= Beginning of Section =
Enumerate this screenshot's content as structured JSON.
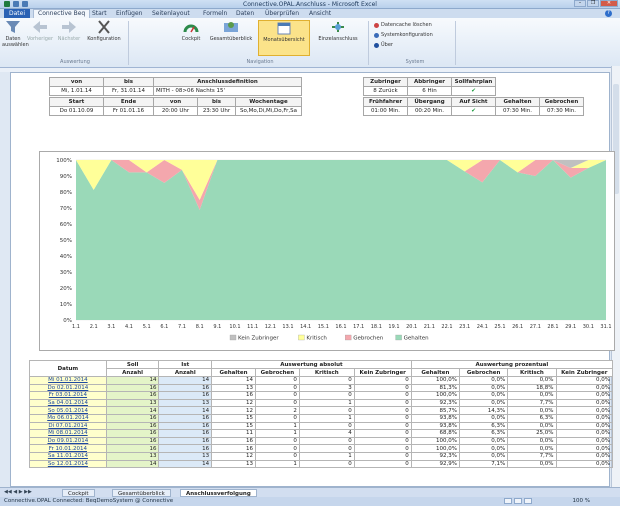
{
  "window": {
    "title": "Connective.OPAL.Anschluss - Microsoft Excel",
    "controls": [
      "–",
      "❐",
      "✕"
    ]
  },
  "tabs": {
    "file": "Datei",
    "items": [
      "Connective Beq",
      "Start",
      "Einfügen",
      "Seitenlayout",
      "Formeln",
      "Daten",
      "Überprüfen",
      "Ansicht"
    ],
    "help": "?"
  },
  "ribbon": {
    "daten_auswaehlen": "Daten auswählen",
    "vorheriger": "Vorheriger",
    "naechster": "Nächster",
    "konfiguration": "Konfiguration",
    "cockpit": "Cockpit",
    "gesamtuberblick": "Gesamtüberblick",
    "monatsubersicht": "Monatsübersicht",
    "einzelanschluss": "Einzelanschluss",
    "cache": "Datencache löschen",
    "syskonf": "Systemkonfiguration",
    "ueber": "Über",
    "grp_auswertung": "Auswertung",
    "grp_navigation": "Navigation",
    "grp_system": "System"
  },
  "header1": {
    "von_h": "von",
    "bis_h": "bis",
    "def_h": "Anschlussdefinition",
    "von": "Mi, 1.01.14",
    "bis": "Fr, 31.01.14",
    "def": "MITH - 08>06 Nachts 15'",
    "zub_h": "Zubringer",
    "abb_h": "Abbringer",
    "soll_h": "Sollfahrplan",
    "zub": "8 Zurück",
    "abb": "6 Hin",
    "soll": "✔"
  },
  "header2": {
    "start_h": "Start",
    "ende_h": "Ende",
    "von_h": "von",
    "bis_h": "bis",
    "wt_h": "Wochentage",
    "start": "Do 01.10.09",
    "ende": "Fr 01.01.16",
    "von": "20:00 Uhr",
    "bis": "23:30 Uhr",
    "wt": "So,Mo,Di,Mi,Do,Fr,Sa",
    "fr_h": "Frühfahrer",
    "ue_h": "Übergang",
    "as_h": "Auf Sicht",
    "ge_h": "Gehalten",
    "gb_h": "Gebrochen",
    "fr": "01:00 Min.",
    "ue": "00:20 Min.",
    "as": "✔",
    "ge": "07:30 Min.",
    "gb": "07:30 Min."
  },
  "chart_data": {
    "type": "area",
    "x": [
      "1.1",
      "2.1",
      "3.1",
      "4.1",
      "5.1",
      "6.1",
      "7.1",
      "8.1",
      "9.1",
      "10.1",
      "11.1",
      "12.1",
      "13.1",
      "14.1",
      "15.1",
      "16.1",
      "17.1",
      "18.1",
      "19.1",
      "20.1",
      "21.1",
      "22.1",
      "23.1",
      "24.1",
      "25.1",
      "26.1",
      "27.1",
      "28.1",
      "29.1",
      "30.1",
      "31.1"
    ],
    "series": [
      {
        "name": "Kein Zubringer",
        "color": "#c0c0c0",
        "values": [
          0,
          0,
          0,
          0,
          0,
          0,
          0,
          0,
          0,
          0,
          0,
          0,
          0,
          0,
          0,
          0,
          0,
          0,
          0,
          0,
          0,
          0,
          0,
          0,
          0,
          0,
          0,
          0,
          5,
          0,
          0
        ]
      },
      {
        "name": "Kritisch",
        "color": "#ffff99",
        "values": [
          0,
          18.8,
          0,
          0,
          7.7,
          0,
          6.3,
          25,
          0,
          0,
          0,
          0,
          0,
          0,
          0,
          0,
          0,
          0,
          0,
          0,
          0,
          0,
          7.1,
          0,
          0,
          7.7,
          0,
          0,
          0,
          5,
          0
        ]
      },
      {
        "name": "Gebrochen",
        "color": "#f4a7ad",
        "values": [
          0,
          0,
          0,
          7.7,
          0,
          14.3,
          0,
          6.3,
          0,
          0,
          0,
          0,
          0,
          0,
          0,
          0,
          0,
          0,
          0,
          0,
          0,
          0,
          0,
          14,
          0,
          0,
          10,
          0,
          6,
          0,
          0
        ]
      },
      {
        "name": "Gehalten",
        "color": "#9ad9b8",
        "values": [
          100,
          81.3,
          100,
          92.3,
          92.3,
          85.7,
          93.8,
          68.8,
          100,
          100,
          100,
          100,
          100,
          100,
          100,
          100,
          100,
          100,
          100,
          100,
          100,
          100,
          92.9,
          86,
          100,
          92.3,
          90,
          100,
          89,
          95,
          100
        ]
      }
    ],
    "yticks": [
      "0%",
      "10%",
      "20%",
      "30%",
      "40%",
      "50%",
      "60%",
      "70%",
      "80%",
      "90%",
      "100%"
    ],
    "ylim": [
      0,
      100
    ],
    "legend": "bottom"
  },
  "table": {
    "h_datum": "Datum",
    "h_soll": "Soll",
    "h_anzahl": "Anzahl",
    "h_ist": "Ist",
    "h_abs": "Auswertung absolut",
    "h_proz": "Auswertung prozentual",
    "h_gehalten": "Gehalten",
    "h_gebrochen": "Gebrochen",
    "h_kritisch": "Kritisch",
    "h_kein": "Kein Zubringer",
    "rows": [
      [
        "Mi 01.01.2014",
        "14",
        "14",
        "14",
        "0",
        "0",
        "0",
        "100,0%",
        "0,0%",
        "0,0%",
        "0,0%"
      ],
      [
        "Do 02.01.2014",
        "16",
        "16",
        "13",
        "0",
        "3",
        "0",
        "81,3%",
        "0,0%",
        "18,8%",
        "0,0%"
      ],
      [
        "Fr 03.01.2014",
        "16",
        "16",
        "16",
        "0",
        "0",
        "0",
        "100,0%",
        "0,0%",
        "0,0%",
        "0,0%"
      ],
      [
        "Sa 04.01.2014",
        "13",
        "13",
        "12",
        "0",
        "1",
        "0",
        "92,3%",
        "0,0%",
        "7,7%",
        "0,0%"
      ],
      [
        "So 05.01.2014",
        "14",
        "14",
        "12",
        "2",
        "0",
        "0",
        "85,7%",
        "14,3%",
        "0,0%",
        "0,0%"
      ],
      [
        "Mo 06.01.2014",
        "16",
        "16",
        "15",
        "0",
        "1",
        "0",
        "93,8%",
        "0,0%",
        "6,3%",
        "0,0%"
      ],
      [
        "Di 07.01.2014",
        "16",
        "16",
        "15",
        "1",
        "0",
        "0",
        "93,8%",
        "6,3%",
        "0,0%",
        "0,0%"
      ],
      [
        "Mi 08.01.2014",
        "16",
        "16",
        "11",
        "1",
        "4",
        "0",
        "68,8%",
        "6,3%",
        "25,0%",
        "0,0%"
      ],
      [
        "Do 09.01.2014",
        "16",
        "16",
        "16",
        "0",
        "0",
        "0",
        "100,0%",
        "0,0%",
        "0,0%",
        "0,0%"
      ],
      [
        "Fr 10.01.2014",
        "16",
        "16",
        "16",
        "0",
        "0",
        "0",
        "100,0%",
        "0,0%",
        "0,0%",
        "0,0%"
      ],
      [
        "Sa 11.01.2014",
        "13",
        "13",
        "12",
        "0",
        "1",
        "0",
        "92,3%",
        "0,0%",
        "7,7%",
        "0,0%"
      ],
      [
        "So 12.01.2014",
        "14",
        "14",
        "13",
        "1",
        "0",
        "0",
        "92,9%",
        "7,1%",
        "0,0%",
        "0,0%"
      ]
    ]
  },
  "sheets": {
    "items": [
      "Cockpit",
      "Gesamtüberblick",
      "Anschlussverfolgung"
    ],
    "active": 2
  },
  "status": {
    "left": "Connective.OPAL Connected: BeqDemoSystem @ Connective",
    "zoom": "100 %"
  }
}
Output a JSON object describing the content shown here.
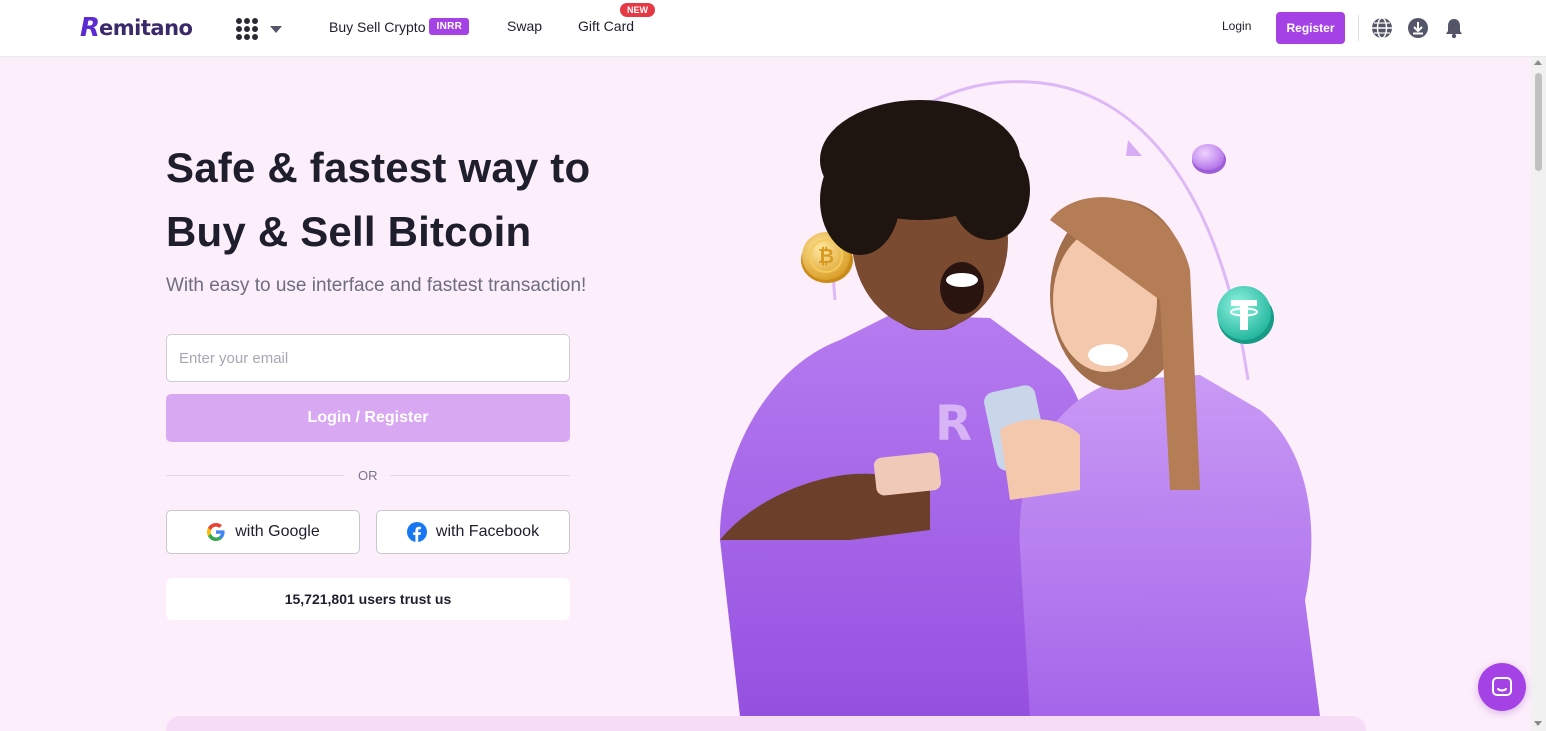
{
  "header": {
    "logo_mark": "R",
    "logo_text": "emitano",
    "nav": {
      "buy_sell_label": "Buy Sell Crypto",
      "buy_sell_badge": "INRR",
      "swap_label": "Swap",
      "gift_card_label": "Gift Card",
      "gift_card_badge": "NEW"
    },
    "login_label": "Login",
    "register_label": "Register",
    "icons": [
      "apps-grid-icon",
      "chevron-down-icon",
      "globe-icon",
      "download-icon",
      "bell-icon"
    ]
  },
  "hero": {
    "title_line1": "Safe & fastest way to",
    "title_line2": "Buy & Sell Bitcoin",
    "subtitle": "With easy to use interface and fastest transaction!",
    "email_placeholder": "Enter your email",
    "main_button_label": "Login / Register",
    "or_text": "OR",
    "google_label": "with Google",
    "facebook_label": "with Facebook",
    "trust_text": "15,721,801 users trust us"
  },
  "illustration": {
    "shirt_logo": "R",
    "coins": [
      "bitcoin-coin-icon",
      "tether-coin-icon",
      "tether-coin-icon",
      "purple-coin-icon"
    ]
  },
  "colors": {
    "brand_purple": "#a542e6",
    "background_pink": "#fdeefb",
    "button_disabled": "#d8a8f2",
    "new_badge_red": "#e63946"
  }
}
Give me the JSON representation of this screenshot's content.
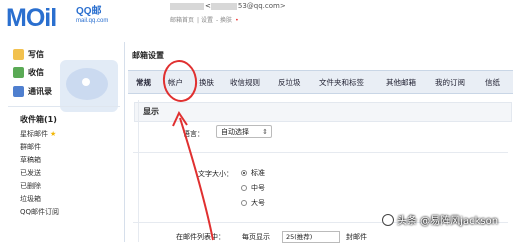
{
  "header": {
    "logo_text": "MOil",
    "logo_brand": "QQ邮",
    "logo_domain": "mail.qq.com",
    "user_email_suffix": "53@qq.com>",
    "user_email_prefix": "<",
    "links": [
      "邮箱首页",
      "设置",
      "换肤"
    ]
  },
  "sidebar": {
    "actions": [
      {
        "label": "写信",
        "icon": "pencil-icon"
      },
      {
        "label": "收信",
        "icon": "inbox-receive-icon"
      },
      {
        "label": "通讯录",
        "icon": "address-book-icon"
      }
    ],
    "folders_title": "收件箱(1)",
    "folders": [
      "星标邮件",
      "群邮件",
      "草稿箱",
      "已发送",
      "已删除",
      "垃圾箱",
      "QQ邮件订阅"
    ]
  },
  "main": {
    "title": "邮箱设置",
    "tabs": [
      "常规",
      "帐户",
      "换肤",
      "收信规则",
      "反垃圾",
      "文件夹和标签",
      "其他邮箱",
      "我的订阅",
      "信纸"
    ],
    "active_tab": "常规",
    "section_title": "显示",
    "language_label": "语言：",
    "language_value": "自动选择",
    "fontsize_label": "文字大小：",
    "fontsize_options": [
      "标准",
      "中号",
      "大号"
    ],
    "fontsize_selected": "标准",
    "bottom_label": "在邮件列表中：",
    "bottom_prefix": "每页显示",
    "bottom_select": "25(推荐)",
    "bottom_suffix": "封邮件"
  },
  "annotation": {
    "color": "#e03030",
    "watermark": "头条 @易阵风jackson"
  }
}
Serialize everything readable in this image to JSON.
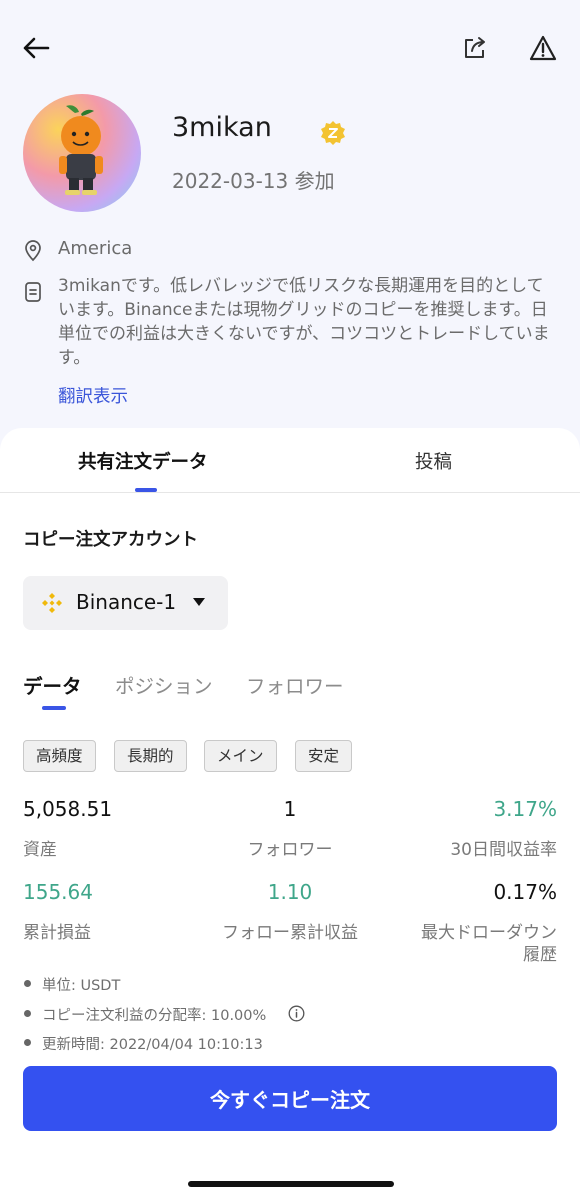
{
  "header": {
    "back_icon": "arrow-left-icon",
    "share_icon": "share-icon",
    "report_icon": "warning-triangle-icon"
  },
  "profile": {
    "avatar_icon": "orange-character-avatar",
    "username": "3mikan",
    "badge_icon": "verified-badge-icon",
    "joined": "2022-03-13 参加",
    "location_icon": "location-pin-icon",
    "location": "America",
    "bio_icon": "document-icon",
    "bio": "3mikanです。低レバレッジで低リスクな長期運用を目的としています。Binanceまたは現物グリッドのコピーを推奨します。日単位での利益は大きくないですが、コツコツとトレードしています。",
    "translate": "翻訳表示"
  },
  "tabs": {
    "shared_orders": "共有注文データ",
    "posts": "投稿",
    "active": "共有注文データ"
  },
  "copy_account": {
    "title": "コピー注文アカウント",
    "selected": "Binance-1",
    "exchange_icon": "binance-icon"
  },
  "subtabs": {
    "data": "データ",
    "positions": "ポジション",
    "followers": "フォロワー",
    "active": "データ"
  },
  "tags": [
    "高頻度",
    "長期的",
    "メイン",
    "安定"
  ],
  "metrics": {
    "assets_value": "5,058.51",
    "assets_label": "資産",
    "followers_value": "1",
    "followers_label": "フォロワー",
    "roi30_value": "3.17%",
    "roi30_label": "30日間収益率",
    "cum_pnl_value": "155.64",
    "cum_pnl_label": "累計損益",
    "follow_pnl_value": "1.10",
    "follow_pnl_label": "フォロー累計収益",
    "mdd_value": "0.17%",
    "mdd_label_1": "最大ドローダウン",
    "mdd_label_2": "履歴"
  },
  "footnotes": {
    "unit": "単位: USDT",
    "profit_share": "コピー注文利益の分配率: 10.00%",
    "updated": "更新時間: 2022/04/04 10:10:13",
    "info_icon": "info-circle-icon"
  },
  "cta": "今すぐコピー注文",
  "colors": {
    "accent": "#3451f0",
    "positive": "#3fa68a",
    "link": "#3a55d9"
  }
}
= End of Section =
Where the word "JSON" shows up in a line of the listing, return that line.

Enumerate this screenshot's content as structured JSON.
Output a JSON object describing the content shown here.
Give me the JSON representation of this screenshot's content.
Serialize everything readable in this image to JSON.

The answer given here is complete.